## RECORDS SUPPLIED
-------

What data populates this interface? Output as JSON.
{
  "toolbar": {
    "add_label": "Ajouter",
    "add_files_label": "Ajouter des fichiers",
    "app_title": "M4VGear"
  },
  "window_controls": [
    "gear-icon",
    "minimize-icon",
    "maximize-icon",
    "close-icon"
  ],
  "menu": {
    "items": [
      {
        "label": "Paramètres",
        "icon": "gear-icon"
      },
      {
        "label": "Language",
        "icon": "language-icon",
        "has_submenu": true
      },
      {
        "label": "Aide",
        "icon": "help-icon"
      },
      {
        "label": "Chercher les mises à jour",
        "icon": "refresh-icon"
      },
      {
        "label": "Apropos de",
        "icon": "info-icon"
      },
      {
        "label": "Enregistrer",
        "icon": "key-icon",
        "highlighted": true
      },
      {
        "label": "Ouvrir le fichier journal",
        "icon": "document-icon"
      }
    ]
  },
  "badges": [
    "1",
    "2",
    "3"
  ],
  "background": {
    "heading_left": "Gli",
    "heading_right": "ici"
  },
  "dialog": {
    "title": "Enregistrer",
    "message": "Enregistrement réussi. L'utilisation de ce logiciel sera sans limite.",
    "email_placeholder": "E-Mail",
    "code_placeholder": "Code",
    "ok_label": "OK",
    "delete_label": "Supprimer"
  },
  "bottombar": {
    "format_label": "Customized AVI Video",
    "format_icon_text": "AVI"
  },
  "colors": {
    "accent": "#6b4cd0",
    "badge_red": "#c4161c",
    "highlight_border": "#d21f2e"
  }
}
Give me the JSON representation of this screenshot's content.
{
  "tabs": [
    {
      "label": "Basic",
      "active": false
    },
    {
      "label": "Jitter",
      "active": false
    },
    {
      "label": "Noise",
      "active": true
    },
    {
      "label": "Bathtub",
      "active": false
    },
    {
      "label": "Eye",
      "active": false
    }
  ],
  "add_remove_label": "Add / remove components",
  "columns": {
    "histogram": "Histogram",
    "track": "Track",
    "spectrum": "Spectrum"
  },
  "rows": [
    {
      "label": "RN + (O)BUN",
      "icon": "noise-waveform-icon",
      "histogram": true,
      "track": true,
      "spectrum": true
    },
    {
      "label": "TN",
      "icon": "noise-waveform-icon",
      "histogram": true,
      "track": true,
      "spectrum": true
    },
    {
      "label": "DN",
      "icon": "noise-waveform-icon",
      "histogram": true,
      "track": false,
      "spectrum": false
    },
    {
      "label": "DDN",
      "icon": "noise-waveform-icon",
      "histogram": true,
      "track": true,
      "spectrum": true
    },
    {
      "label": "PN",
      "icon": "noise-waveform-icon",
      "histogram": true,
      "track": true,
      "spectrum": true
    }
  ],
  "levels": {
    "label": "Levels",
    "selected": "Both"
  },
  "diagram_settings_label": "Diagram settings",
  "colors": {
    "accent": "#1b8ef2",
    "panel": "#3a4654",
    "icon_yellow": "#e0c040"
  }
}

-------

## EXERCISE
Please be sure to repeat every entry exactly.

## TASK RESPONSE
What data populates this interface? Output as JSON.
{
  "toolbar": {
    "add_label": "Ajouter",
    "add_files_label": "Ajouter des fichiers",
    "app_title": "M4VGear"
  },
  "window_controls": [
    "gear-icon",
    "minimize-icon",
    "maximize-icon",
    "close-icon"
  ],
  "menu": {
    "items": [
      {
        "label": "Paramètres",
        "icon": "gear-icon"
      },
      {
        "label": "Language",
        "icon": "language-icon",
        "has_submenu": true
      },
      {
        "label": "Aide",
        "icon": "help-icon"
      },
      {
        "label": "Chercher les mises à jour",
        "icon": "refresh-icon"
      },
      {
        "label": "Apropos de",
        "icon": "info-icon"
      },
      {
        "label": "Enregistrer",
        "icon": "key-icon",
        "highlighted": true
      },
      {
        "label": "Ouvrir le fichier journal",
        "icon": "document-icon"
      }
    ]
  },
  "badges": [
    "1",
    "2",
    "3"
  ],
  "background": {
    "heading_left": "Gli",
    "heading_right": "ici"
  },
  "dialog": {
    "title": "Enregistrer",
    "message": "Enregistrement réussi. L'utilisation de ce logiciel sera sans limite.",
    "email_placeholder": "E-Mail",
    "code_placeholder": "Code",
    "ok_label": "OK",
    "delete_label": "Supprimer"
  },
  "bottombar": {
    "format_label": "Customized AVI Video",
    "format_icon_text": "AVI"
  },
  "colors": {
    "accent": "#6b4cd0",
    "badge_red": "#c4161c",
    "highlight_border": "#d21f2e"
  }
}
Give me the JSON representation of this screenshot's content.
{
  "tabs": [
    {
      "label": "Basic",
      "active": false
    },
    {
      "label": "Jitter",
      "active": false
    },
    {
      "label": "Noise",
      "active": true
    },
    {
      "label": "Bathtub",
      "active": false
    },
    {
      "label": "Eye",
      "active": false
    }
  ],
  "add_remove_label": "Add / remove components",
  "columns": {
    "histogram": "Histogram",
    "track": "Track",
    "spectrum": "Spectrum"
  },
  "rows": [
    {
      "label": "RN + (O)BUN",
      "icon": "noise-waveform-icon",
      "histogram": true,
      "track": true,
      "spectrum": true
    },
    {
      "label": "TN",
      "icon": "noise-waveform-icon",
      "histogram": true,
      "track": true,
      "spectrum": true
    },
    {
      "label": "DN",
      "icon": "noise-waveform-icon",
      "histogram": true,
      "track": false,
      "spectrum": false
    },
    {
      "label": "DDN",
      "icon": "noise-waveform-icon",
      "histogram": true,
      "track": true,
      "spectrum": true
    },
    {
      "label": "PN",
      "icon": "noise-waveform-icon",
      "histogram": true,
      "track": true,
      "spectrum": true
    }
  ],
  "levels": {
    "label": "Levels",
    "selected": "Both"
  },
  "diagram_settings_label": "Diagram settings",
  "colors": {
    "accent": "#1b8ef2",
    "panel": "#3a4654",
    "icon_yellow": "#e0c040"
  }
}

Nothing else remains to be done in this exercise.